Why is employee of the month one of the worst ideas to boost employees
Acknowledgement at work is a way too sensitive aspect of company life, to actually be “entrusted” in the old-fashioned method known as, employee of the month. This mechanism is surely the most fake good idea, rooted in companies and encouraged by managers who see this as a non-expensive method to resolve areas like recognition, well-being of employees, employer brand, CSR issues for good…and why not respect the environment! Why is employee of the month the worst idea to boost teams? Explanations are as follows…
Devil is in the details…
You know that a bad law is more harmful than no measures at all. Alfie Cohen in his best seller « Punished by Rewards», explains that there are more disadvantages for programs like “employee of the month” or “employee of the year” than advantages. According to Daniel H.Pink, the iconic symbol of HR, this type of incentive at work, comes in the way of creativity, as it forces the most motivated collaborators to abide with selection criteria, which are biased and subjective and they encourage others to wallow in an inward looking attitude, which intensifies the dichotomy between winners and personae non gratae.

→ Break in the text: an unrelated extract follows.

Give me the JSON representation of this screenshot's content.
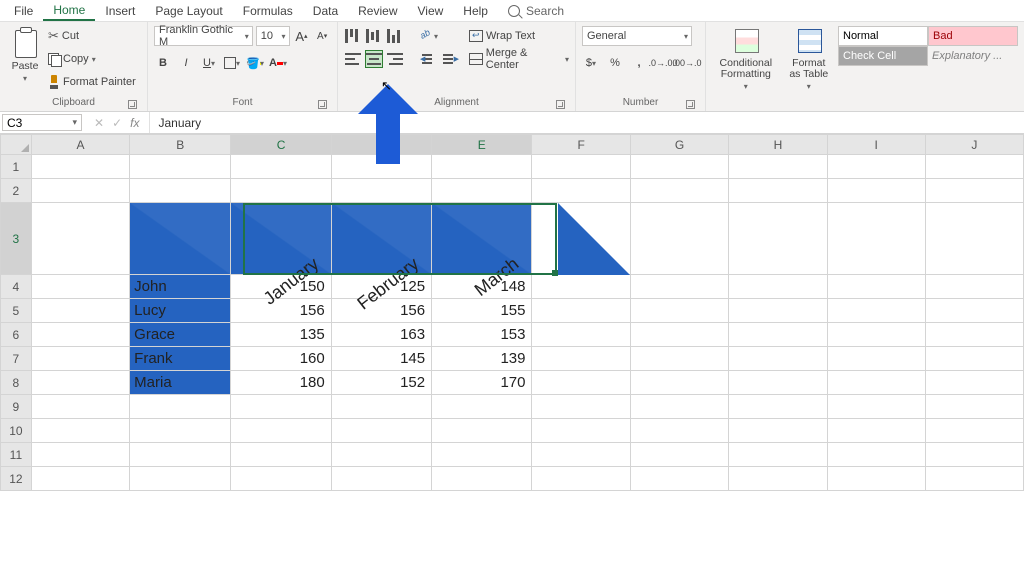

Even if this has been questioned in some recent research work (like those led by Professor Mr. Sam Glucksberg from Princeton), recognition in the absolute terms isn’t an issue…It’s in fact an integral component of well-being at work. However: devil is in the details. The way of expressing this recognition and the vector materializing it, makes all the difference.
The vicious tryptic of employee of the month
Here is why we think that programs like “employee of the month” are void:
In practical terms, the interest of rewarding is being eroded very quickly: top management seems to be turning it into a sort of bridge between various divisions. The outcome: it’s a meaningless constraint which comes in the way of your competitivity.
Collaborators pursue the wrong goal. Instead of being efficient, they make it a point to meet the award criteria, which doesn’t necessarily represent the good practices, to boost the company’s profitability.
Unite one’s team around the same goal. It’s the ultimate aim for any manager. So how to reward only one person when the performance has been carried out through the synergy of the same team?
Rather than subject the fate of the cohesion of your teams to the Russian roulette, favor informal techniques which highlight your employees, without presenting them in the form of reward. Try to favor articles on the work of your collaborators from time to time (for example A day with…), shoot short videos to highlight their profession, give them the chance to experiment with new things etc.